- General anesthesia: This will make you unconscious during the surgery. If this is used, an anesthesiologist (a doctor or nurse) will monitor you during the surgery and adjust the medicines, if needed.
- Local anesthetic: These are used to numb the area of the body where the surgery will be done. You may also be given a drug that doesn’t put you to sleep but will make you drowsy.
The hospital staff will prepare (also called “prep”) you for having surgery. This includes:
- Cleaning or shaving (if needed) the part of your body that will be operated on.
- Asking you to remove your jewelry, hair ties and contact lenses.
- Providing you with a hospital gown to wear (instead of your clothing).
- Having an IV (intravenous) line inserted in your arm by a nurse.

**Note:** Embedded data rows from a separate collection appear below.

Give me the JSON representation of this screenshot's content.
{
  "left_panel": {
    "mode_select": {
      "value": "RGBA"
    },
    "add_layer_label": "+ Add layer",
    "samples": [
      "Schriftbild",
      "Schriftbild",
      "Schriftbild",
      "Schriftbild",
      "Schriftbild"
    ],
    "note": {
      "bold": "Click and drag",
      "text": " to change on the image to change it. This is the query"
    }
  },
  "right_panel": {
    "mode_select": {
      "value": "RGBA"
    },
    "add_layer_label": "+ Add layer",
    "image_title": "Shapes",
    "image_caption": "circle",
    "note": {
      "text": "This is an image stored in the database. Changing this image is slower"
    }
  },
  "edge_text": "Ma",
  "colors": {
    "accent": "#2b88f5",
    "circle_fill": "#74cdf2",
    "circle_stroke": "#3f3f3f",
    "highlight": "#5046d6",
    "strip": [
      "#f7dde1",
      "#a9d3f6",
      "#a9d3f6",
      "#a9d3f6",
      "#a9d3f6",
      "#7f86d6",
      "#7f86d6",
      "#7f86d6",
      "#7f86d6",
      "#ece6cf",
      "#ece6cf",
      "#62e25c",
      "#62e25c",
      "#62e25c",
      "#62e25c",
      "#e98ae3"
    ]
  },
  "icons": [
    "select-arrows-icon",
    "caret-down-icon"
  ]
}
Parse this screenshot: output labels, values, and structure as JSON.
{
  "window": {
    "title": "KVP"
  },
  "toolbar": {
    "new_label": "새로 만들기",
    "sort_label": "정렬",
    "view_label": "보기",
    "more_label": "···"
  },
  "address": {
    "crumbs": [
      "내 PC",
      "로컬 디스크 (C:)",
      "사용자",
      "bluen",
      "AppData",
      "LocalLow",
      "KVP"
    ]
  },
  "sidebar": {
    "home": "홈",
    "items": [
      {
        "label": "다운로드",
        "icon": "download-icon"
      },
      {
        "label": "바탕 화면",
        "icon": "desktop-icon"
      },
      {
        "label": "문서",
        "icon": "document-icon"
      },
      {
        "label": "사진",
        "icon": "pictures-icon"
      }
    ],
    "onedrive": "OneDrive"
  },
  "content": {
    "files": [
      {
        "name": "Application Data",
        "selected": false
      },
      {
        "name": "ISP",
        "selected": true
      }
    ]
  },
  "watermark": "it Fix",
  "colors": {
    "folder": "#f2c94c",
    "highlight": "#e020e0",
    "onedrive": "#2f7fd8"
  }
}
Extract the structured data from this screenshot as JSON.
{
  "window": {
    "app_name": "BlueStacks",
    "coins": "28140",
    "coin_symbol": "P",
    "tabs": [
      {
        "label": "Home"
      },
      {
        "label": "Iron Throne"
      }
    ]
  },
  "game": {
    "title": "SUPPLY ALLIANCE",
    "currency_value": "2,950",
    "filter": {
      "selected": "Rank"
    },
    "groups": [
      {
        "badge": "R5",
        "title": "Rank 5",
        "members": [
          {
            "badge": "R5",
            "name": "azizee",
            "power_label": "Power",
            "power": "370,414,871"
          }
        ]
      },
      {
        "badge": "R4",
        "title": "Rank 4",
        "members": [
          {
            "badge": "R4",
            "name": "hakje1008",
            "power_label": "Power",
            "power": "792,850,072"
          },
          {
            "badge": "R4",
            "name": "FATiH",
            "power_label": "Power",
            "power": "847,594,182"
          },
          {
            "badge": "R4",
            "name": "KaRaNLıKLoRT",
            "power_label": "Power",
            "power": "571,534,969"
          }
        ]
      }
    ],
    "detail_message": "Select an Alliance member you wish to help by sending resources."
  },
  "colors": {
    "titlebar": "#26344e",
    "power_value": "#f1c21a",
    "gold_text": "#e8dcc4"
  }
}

This is attached to a bag of fluid and is used to give you anesthetics, fluids or medicines needed during surgery.
- Hooking you up to equipment that monitors your blood pressure and heart rate.
In the operating room, you may notice that the doctors and nurses are all wearing protective clothing. This includes masks, gowns, caps, booties and plastic eyeglasses. These are worn to reduce your chance of getting an infection during surgery.
In some hospitals or clinics, medical or nursing students may be present in the room during your surgery. They are there to watch and learn the procedure.
Recovery After Surgery
After surgery, you will be taken to a recovery room (also known as the postoperative room, or post-op). Your condition will be monitored by nurses for up to a few hours, depending upon the type of surgery.
When you wake up from the general anesthesia, you may feel confused, groggy, nauseated, chilly, or even sad. When you are fully awake, the surgeon will meet with you to tell you how the surgery went.
If you experience any pain after surgery, you will be given pain medications (either pills or in your IV line). You may also be given antibiotics to reduce your chance of infection.
If you are staying overnight in the hospital, you will be brought to a hospital room, where nurses will monitor your condition until it is time for you to leave.